This morning I brought my dog, Cinnamon, for a brief visit. He charmed everyone he met and he had a great time sniffing where other dog visitors had walked. He was my shield because I had to tell Mom the story of where I would be this weekend. She was concerned about Bonnie…”She’s really been a good friend of yours.”
And This Afternoon…
I returned to visit Mom and had a cup of coffee while listening to a lady from one of the independent living cottages talk about her health. She has a mission to make sure everyone knows that some of these pain meds they give people actually block them up…then one is constipated and that creates more problems plus the need for additional meds to unplug things. Who knew? Told her I would keep that in mind.
Mom and I joined in the “book club” which is really a group who enjoys having something literary read to them…then they discuss it. Today it was a story by Mark Twain called “Luck.” The movie for the afternoon was “Thelma and Louise.” I had only seen it once when it came out, so I stayed and enjoyed it a second time. Good flick. Mom and a few others dosed off now and then.
After the movie I told Mom I’d meet her tomorrow at the doctor’s office. She’s seeing my primary care physician, Dr. Carolle Silney, for a general check-up. I brought Dr. Silney some background information on Mom a couple days ago. After the appointment I plan to ask Mom if she’d like to go out for lunch… maybe Chinese which she enjoys. I figure even if she’s mad at me, she’ll still say yes.
And so…with near freezing temps this early April evening, I’m going fix a cup of hot cocoa and relax.
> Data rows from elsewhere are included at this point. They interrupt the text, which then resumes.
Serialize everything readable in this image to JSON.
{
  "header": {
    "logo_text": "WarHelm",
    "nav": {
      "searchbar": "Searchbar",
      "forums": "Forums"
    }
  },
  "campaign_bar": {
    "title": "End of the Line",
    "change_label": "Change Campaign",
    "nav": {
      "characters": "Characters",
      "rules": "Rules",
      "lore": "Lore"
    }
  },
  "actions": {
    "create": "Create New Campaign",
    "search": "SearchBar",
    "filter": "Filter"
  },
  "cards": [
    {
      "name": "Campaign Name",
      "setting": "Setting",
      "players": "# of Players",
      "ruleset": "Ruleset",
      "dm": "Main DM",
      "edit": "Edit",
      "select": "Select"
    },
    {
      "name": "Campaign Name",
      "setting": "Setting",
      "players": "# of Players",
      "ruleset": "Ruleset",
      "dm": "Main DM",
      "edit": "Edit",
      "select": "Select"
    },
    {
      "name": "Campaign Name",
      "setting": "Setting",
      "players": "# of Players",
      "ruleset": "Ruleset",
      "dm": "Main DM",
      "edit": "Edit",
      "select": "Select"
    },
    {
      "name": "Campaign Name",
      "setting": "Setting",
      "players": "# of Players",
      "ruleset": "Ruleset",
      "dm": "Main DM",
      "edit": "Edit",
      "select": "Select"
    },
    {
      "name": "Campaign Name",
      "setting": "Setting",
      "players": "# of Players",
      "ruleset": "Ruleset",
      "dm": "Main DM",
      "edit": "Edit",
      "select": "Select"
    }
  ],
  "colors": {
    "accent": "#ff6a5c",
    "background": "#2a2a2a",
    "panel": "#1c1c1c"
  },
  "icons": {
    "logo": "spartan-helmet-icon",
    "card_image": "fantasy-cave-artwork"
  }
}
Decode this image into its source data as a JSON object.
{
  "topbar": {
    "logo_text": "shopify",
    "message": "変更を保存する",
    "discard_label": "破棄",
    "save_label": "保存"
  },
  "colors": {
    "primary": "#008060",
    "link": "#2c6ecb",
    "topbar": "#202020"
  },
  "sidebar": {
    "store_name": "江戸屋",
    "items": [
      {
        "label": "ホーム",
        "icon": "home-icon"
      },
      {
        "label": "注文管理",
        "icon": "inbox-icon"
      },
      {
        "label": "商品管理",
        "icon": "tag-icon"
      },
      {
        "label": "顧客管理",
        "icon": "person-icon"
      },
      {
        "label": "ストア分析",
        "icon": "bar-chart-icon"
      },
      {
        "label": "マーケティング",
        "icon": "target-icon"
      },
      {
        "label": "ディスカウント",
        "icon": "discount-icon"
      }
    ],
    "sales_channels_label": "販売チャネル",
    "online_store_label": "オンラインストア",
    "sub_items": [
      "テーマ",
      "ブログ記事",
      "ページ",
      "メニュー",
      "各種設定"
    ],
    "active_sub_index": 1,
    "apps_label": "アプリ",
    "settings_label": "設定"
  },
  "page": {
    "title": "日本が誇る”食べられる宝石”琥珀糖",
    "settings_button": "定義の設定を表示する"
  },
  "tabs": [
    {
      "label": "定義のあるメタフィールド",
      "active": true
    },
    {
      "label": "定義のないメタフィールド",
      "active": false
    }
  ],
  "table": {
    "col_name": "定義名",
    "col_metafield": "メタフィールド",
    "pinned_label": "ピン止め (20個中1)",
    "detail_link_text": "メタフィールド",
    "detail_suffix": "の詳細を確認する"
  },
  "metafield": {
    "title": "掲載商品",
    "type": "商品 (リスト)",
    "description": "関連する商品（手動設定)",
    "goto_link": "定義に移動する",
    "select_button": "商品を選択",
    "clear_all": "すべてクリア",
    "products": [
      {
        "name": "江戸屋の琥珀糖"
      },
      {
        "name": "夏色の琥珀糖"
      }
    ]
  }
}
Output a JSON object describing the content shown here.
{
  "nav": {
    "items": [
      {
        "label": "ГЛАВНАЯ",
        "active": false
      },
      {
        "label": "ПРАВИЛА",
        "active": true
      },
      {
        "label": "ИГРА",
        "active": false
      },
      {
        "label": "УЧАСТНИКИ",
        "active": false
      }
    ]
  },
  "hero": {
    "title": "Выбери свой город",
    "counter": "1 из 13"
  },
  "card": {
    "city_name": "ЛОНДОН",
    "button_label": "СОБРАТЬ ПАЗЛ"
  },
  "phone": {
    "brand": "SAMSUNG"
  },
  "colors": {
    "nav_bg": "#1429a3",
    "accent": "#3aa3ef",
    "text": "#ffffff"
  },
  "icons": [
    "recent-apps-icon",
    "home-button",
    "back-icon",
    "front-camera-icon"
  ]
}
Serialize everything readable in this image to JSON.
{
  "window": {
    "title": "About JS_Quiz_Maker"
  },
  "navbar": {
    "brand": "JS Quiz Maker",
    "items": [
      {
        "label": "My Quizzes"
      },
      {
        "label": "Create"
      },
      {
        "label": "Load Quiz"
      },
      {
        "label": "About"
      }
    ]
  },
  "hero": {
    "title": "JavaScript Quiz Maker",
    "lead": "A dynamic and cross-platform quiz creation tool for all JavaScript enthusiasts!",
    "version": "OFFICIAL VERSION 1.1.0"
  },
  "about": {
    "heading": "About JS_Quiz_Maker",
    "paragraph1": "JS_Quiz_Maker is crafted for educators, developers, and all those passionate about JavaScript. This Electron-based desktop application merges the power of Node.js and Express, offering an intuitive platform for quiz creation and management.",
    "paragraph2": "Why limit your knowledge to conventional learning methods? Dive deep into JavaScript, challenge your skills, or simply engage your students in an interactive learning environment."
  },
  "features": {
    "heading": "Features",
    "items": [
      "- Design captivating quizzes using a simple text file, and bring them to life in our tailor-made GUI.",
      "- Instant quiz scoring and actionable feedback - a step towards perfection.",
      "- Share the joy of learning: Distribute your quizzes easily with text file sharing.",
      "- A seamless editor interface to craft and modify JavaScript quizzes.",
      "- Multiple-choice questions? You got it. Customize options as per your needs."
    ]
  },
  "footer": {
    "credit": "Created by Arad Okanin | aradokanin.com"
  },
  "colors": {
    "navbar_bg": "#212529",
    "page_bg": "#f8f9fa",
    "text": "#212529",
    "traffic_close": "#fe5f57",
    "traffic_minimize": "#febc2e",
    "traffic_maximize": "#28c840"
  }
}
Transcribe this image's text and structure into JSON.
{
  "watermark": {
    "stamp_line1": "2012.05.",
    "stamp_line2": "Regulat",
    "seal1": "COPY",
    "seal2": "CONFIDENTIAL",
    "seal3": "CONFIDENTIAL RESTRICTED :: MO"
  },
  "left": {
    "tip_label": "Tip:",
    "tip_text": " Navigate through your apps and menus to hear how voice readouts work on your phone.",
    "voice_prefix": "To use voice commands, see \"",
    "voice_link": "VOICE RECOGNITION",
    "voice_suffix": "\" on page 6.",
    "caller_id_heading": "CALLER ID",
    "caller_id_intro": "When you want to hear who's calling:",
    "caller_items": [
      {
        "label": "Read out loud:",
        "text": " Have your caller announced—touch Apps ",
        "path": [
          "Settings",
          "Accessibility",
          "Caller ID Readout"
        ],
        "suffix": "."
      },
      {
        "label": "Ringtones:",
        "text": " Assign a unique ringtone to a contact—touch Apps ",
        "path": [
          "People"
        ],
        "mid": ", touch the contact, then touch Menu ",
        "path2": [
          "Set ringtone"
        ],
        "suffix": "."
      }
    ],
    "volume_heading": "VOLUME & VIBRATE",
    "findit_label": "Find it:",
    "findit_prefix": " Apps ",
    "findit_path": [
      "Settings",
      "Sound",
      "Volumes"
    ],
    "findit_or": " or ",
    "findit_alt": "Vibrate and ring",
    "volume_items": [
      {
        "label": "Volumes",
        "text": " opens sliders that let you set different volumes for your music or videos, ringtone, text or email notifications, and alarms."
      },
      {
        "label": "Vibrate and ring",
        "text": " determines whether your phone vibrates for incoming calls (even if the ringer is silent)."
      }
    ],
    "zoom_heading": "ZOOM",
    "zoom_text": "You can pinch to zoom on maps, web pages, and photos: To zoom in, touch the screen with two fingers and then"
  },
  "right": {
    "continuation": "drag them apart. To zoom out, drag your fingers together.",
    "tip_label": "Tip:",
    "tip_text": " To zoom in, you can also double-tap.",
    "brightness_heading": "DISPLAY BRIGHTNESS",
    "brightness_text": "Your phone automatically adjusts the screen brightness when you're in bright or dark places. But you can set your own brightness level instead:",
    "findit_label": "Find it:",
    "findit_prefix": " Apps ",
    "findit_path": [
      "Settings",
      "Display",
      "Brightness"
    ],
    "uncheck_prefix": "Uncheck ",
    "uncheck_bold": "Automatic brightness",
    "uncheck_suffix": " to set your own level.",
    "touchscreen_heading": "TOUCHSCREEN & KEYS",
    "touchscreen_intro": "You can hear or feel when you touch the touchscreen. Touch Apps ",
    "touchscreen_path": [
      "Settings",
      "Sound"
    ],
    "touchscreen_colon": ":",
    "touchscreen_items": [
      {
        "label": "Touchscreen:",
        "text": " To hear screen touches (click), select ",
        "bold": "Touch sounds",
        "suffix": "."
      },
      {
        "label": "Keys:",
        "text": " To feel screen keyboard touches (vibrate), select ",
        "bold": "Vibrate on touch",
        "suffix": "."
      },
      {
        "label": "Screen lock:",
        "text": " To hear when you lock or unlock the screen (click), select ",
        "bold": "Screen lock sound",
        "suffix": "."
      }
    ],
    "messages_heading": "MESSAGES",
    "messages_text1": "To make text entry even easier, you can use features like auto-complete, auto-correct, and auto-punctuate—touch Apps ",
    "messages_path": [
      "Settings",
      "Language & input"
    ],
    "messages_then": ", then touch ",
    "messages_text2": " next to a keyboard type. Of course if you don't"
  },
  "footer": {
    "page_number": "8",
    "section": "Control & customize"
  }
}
There’s classical music in the background and four lit votive candles around my small wood Buddha. The simplicity and tranquility are comforting, especially after such a busy week.